■ **WHAT THIS TASK INVOLVES**
In the entries below, identify every line with the string "پاداش" and copy it.

■ **DATA IN THIS EXERCISE**
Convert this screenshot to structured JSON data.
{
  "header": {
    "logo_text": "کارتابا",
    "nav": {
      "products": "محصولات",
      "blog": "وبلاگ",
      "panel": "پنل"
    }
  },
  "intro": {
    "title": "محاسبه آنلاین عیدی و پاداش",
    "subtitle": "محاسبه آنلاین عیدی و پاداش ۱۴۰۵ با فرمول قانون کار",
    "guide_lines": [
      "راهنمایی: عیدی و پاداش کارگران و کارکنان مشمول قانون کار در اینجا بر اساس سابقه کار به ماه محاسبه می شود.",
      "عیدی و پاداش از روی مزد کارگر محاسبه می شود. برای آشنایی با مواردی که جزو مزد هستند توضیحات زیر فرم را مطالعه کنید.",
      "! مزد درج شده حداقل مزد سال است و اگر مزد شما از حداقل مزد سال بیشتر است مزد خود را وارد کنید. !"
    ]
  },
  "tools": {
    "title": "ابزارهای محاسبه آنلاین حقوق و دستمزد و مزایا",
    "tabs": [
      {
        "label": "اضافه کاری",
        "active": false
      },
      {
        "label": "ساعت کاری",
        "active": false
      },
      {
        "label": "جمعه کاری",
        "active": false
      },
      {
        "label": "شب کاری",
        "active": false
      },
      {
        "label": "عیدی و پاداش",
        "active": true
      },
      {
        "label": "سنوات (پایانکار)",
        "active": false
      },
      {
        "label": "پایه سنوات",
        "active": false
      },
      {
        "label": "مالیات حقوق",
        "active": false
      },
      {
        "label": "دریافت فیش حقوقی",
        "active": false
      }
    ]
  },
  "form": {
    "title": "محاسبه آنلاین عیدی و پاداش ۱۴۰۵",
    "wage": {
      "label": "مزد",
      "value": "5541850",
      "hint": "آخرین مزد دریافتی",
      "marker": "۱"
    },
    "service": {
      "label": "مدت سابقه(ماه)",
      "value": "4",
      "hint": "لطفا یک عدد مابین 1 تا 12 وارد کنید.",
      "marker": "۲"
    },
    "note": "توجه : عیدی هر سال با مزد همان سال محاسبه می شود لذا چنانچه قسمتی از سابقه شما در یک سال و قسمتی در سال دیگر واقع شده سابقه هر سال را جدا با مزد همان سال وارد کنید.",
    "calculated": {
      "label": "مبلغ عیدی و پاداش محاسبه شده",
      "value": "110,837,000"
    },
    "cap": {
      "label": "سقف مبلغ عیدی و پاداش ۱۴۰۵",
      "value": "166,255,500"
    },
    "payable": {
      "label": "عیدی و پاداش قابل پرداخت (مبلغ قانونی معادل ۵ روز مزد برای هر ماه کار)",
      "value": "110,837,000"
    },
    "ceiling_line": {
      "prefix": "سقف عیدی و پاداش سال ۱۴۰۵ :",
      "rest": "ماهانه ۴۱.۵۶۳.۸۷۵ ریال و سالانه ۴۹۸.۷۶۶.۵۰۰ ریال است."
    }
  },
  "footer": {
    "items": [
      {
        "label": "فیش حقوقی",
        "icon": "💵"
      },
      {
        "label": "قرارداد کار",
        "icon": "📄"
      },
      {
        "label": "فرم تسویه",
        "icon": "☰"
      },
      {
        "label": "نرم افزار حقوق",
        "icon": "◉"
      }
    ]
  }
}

■ **WRITTEN ANSWER**
    "title": "محاسبه آنلاین عیدی و پاداش",
    "subtitle": "محاسبه آنلاین عیدی و پاداش ۱۴۰۵ با فرمول قانون کار",
      "راهنمایی: عیدی و پاداش کارگران و کارکنان مشمول قانون کار در اینجا بر اساس سابقه کار به ماه محاسبه می شود.",
      "عیدی و پاداش از روی مزد کارگر محاسبه می شود. برای آشنایی با مواردی که جزو مزد هستند توضیحات زیر فرم را مطالعه کنید.",
        "label": "عیدی و پاداش",
    "title": "محاسبه آنلاین عیدی و پاداش ۱۴۰۵",
      "label": "مبلغ عیدی و پاداش محاسبه شده",
      "label": "سقف مبلغ عیدی و پاداش ۱۴۰۵",
      "label": "عیدی و پاداش قابل پرداخت (مبلغ قانونی معادل ۵ روز مزد برای هر ماه کار)",
      "prefix": "سقف عیدی و پاداش سال ۱۴۰۵ :",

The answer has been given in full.